Respiratory symptoms in young adults and future lung disease the cardia lung study

Ravi Kalhan, Mark T. Dransfield, Laura A. Colangelo, Michael J. Cuttica, David R. Jacobs, Bharat Thyagarajan, Raul San Jose Estepar, Rola Harmouche, Jorge Onieva Onieva, Samuel Y. Ash, Yuka Okajima, Carlos Iribarren, Stephen Sidney, Cora E. Lewis, David M. Mannino, Kiang Liu, Lewis J. Smith, George R. Washko

Research output: Contribution to journalArticlepeer-review

66 Scopus citations


Rationale: There are limited data on factors in young adulthood that predict future lung disease. Objectives: To determine the relationship between respiratory symptoms, loss of lung health, and incident respiratory disease in a population-based study of young adults. Methods:Weexamined prospective data from2,749 participants in the CARDIA (Coronary Artery Risk Development in Young Adults) study who completed respiratory symptom questionnaires at baseline and 2 years later and repeated spirometry measurements over 30 years. Measurements and Main Results: Cough or phlegm, episodes of bronchitis, wheeze, shortness of breath, and chest illnesses at both baseline and Year 2 were the main predictor variables in models assessing decline in FEV1 and FVC from Year 5 to Year 30, incident obstructive and restrictive lung physiology, and visual emphysema on thoracic computed tomography scan.
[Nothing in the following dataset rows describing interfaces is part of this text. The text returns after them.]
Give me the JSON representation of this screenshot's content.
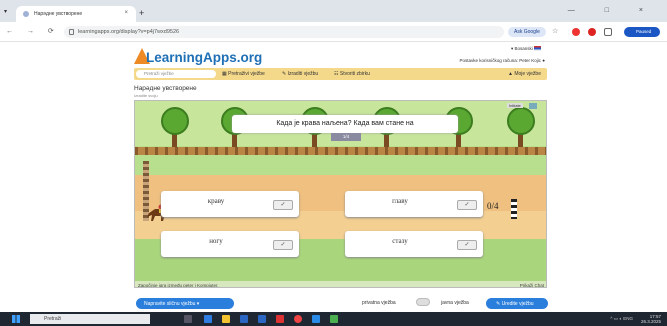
{
  "browser": {
    "tab_title": "Нарәдне увстворене",
    "tab_close": "×",
    "new_tab": "+",
    "url": "learningapps.org/display?v=p4j7wxd9526",
    "ask_google": "Ask Google",
    "profile_label": "Paused",
    "window_controls": "— □ ×"
  },
  "site": {
    "logo_text": "LearningApps.org",
    "language": "Bosanski",
    "account_text": "Postavke korisničkog računa: Peter Kojic",
    "search_placeholder": "Pretraži vježbe",
    "menu": [
      "Pretraživi vježbe",
      "Izraditi vježbu",
      "Stvoriti zbirku"
    ],
    "my_tasks": "Moje vježbe"
  },
  "app": {
    "title": "Нарәдне увстворене",
    "subtitle": "Izradite svoju"
  },
  "game": {
    "fullscreen": "Initiate",
    "question": "Када је крава наљена? Када вам стане на",
    "progress": "1/4",
    "score": "0/4",
    "cards": [
      {
        "word": "краву",
        "ok": "✓"
      },
      {
        "word": "главу",
        "ok": "✓"
      },
      {
        "word": "ногу",
        "ok": "✓"
      },
      {
        "word": "стазу",
        "ok": "✓"
      }
    ],
    "footer_left": "Započinje igra između peter i Kompjuter.",
    "footer_right": "Prikaži Chat"
  },
  "bottom": {
    "make_button": "Napravite sličnu vježbu",
    "private_label": "privatna vježba",
    "public_label": "javna vježba",
    "edit_button": "Uredite vježbu"
  },
  "taskbar": {
    "search": "Pretraži",
    "time": "17:57",
    "date": "26.3.2025",
    "lang": "ENG"
  }
}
After adjustment for covariates, including body mass index, asthma, and smoking, report of any symptom was associated with22.71 ml/yr excess decline in FEV1 (P, 0.001) and22.18 in FVC (P,0.001) aswell as greater odds of incident (prebronchodilator) obstructive (odds ratio [OR], 1.63; 95% confidence interval [CI], 1.24-2.14) and restrictive (OR, 1.40; 95% CI, 1.09-1.80) physiology. Cough-related symptoms (OR, 1.56; 95% CI, 1.13-2.16) were associated with greater odds of future emphysema. Conclusions: Persistent respiratory symptoms in young adults are associated with accelerated decline in lung function, incident obstructive and restrictive physiology, and greater odds of future radiographic emphysema.

Original languageEnglish (US)
Pages (from-to)1616-1624
Number of pages9
JournalAmerican journal of respiratory and critical care medicine
Issue number12
StatePublished - Jun 15 2018

Bibliographical note

Publisher Copyright:
Copyright © 2018 by the American Thoracic Society.


  • Chronic obstructive pulmonary disease
  • Respiratory epidemiology
  • Respiratory function tests
  • Respiratory symptoms


Dive into the research topics of 'Respiratory symptoms in young adults and future lung disease the cardia lung study'. Together they form a unique fingerprint.

Cite this